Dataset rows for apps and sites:
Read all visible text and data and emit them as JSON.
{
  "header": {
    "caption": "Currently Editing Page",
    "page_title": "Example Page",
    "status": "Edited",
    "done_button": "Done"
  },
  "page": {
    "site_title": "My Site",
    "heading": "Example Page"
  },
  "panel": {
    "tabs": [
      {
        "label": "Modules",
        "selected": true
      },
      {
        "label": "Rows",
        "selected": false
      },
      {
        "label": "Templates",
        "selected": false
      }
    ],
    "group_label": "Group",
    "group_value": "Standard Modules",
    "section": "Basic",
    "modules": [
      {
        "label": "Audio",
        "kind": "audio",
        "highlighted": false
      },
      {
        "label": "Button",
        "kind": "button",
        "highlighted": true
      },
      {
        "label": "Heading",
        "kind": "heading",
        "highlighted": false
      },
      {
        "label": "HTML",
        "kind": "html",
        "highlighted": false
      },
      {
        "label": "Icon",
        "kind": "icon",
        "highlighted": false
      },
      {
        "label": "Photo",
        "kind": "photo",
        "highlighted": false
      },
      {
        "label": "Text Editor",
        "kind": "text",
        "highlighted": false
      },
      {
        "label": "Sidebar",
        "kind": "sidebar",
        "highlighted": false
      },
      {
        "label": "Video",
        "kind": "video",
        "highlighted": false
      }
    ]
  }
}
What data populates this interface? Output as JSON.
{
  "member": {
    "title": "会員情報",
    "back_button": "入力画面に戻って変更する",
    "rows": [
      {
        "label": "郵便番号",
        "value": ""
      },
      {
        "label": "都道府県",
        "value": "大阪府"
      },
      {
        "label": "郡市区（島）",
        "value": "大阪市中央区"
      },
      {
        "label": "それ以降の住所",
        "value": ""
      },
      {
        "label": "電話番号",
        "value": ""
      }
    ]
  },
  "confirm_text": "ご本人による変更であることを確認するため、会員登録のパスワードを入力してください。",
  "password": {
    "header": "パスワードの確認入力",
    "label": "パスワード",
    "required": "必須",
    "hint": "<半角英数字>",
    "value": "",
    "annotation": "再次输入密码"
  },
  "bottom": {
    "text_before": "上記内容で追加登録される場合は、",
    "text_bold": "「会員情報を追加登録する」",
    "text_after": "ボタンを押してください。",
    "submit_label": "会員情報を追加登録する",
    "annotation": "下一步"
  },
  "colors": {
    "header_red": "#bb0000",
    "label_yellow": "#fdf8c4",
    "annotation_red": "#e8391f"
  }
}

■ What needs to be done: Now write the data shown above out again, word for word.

■ Exercise solution:
Read all visible text and data and emit them as JSON.
{
  "header": {
    "caption": "Currently Editing Page",
    "page_title": "Example Page",
    "status": "Edited",
    "done_button": "Done"
  },
  "page": {
    "site_title": "My Site",
    "heading": "Example Page"
  },
  "panel": {
    "tabs": [
      {
        "label": "Modules",
        "selected": true
      },
      {
        "label": "Rows",
        "selected": false
      },
      {
        "label": "Templates",
        "selected": false
      }
    ],
    "group_label": "Group",
    "group_value": "Standard Modules",
    "section": "Basic",
    "modules": [
      {
        "label": "Audio",
        "kind": "audio",
        "highlighted": false
      },
      {
        "label": "Button",
        "kind": "button",
        "highlighted": true
      },
      {
        "label": "Heading",
        "kind": "heading",
        "highlighted": false
      },
      {
        "label": "HTML",
        "kind": "html",
        "highlighted": false
      },
      {
        "label": "Icon",
        "kind": "icon",
        "highlighted": false
      },
      {
        "label": "Photo",
        "kind": "photo",
        "highlighted": false
      },
      {
        "label": "Text Editor",
        "kind": "text",
        "highlighted": false
      },
      {
        "label": "Sidebar",
        "kind": "sidebar",
        "highlighted": false
      },
      {
        "label": "Video",
        "kind": "video",
        "highlighted": false
      }
    ]
  }
}
What data populates this interface? Output as JSON.
{
  "member": {
    "title": "会員情報",
    "back_button": "入力画面に戻って変更する",
    "rows": [
      {
        "label": "郵便番号",
        "value": ""
      },
      {
        "label": "都道府県",
        "value": "大阪府"
      },
      {
        "label": "郡市区（島）",
        "value": "大阪市中央区"
      },
      {
        "label": "それ以降の住所",
        "value": ""
      },
      {
        "label": "電話番号",
        "value": ""
      }
    ]
  },
  "confirm_text": "ご本人による変更であることを確認するため、会員登録のパスワードを入力してください。",
  "password": {
    "header": "パスワードの確認入力",
    "label": "パスワード",
    "required": "必須",
    "hint": "<半角英数字>",
    "value": "",
    "annotation": "再次输入密码"
  },
  "bottom": {
    "text_before": "上記内容で追加登録される場合は、",
    "text_bold": "「会員情報を追加登録する」",
    "text_after": "ボタンを押してください。",
    "submit_label": "会員情報を追加登録する",
    "annotation": "下一步"
  },
  "colors": {
    "header_red": "#bb0000",
    "label_yellow": "#fdf8c4",
    "annotation_red": "#e8391f"
  }
}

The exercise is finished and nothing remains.